The first official document referring to Frankovka dates back to 1862, from a wine exhibition in Vienna. Eventually, it arrived in the territory of today’s Czech Republic – it was entered into the so-called State Variety Book in 1941, representing one of the first varieties to be recorded in the book.
Wine of a thousand names
Central Europe is Frankovka’s home. Hungary boasts of the largest plantings what they call Kékfrankos, and it has also achieved acclaim in Austria, where it is called Blaufränkisch. Frankovka modrá is also a popular variety in Slovakia.
But it is this inconsistency in naming which has paradoxically complicated the variety’s success globally. For the common consumer, it is hard to get a grasp on the different names used for the variety in different countries, and furthermore their names do not have the same attractive ring as grapes such as Merlot and Sauvignon do. This is most apparent on the American market, where Frankovka is known as Lemberger. This name, very reminiscent of the smelly Limburger cheese, has even led some winemakers to refer to the variety instead as Blaufränkisch. But this name has not been a particular marketing success in English-speaking countries either.
Dragged down by scandal
Despite all this, in recent years Frankovka’s renown has been rising slowly but surely. It became the symbol of Austria’s red wine revival, for example, following one of the greatest scandals in the history of wine, which caused the collapse of the country’s wine industry in the mid-1980s. This occurred when chemicals contained in antifreeze were found in expensive Austrian wines. As a result of a number of rogue winemakers, Austrian wine’s reputation collapsed, and winemakers who had done nothing wrong saw almost zero sales, with exports falling by 95 percent.

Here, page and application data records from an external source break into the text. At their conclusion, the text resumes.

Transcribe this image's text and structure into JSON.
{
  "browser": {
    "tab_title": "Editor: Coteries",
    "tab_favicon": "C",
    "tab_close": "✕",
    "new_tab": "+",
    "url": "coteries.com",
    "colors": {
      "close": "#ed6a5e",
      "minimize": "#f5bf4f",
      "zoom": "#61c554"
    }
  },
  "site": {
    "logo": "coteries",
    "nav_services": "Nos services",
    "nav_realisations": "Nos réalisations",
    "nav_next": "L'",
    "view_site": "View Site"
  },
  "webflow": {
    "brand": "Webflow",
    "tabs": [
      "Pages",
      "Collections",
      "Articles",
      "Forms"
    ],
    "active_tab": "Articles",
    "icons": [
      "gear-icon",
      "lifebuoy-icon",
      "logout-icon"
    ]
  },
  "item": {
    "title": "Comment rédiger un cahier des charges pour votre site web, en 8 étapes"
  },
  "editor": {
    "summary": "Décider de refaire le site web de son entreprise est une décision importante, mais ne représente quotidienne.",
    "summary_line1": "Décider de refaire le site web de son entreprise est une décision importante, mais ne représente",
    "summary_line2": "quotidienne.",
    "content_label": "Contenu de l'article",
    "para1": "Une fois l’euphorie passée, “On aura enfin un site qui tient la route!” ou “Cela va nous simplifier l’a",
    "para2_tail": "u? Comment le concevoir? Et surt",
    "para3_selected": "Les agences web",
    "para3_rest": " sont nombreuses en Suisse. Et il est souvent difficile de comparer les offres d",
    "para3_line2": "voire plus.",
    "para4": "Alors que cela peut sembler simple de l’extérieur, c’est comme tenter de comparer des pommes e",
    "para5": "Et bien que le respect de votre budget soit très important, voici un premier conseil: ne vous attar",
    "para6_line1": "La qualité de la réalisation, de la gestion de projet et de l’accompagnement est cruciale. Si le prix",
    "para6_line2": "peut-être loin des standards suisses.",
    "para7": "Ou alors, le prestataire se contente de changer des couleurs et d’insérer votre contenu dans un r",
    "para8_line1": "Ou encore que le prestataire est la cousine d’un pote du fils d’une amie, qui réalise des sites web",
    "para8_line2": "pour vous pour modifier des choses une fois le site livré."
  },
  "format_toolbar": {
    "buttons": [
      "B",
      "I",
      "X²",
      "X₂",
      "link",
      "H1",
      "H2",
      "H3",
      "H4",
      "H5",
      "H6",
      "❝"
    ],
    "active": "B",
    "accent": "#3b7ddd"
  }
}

But every cloud has a silver lining. The scandal led to stricter rules for production, which in the end led to great improvements, and not just to Austrian wine, but also to Frankovka as a wine varietal. Even the renowned New York Times has praised Frankovka, claiming it is one of the most remarkable European varieties, deserving of much greater acclaim than it currently receives. It is not without good reason that Frankovka was a favourite drink for German chancellor Otto von Bismarck, Empress Maria Theresa and Napoleon himself.
Frankovka in the Czech Republic
Currently, Frankovka and Svatovavřinecké (Saint Laurent) are jostling for top place as the most widespread red grape variety in the Czech Republic. Both are planted over an area of around 1 150 hectares, but due to late ripening they aren’t found in Bohemia, being grown essentially only in Moravia. Frankovka is particularly common in the Velké Pavlovice and Slovácko sub-regions.
It is from the latter sub-region that Dog in Dock’s 2019 vintage Frankovka comes from. This wine has enjoyed great success this year, chosen as Wine of the South Moravian Region for 2020. It will be representing the wines of South Moravia at official events not just in the Czech Republic, but also abroad. You’ll find notes of forest fruits and plum jam in this wine’s elegant nose, while on the palate you’ll detect blackberry, with a subtle chocolate finish. It is rich and full in flavour, yet still wonderfully smooth.
Quality comes first
So if when choosing a red wine you ever find yourself hesitating over whether to go for a more grand-sounding wine from France, or what is considered the common Central European Frankovka, do bear in mind that the name is not everything. Quality should always come first, and quality Moravian Frankovka is more than a match not just for the wines of neighbouring countries, but even for more well-known red wines.